<<<<

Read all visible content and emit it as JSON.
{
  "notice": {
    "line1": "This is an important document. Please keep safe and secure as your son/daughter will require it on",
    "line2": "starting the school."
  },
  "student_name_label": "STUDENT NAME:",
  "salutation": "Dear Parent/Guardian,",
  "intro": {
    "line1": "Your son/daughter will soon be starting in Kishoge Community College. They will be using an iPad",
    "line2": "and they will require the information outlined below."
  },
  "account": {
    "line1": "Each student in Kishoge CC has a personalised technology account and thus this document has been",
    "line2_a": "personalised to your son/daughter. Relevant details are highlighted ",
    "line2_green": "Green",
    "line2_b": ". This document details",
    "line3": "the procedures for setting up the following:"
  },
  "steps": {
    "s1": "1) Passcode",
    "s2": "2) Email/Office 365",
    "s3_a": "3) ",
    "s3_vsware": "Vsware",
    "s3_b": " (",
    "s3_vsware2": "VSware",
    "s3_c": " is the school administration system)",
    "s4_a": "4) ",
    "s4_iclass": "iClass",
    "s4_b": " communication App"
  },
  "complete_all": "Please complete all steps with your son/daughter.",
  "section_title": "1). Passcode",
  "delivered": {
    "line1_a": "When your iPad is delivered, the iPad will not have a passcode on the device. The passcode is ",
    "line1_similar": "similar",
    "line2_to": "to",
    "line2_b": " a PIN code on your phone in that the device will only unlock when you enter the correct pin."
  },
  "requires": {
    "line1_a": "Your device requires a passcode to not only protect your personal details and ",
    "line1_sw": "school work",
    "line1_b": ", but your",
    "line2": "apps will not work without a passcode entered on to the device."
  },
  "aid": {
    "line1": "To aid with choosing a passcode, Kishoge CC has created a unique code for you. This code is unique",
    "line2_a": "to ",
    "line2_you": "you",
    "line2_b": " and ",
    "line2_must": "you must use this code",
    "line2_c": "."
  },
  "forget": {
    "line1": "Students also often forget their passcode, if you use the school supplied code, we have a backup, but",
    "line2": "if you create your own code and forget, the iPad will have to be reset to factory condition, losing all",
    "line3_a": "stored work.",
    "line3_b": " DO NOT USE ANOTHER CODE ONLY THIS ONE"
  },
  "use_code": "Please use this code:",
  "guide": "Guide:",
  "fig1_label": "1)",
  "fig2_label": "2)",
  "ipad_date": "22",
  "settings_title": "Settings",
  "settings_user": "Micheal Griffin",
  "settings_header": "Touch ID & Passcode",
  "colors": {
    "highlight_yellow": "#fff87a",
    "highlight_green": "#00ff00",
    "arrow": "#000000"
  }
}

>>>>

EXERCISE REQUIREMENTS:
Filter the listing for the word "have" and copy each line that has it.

SOLUTION FOR THIS TASK:
    "line1_a": "When your iPad is delivered, the iPad will not have a passcode on the device. The passcode is ",
    "line1": "Students also often forget their passcode, if you use the school supplied code, we have a backup, but",
    "line2": "if you create your own code and forget, the iPad will have to be reset to factory condition, losing all",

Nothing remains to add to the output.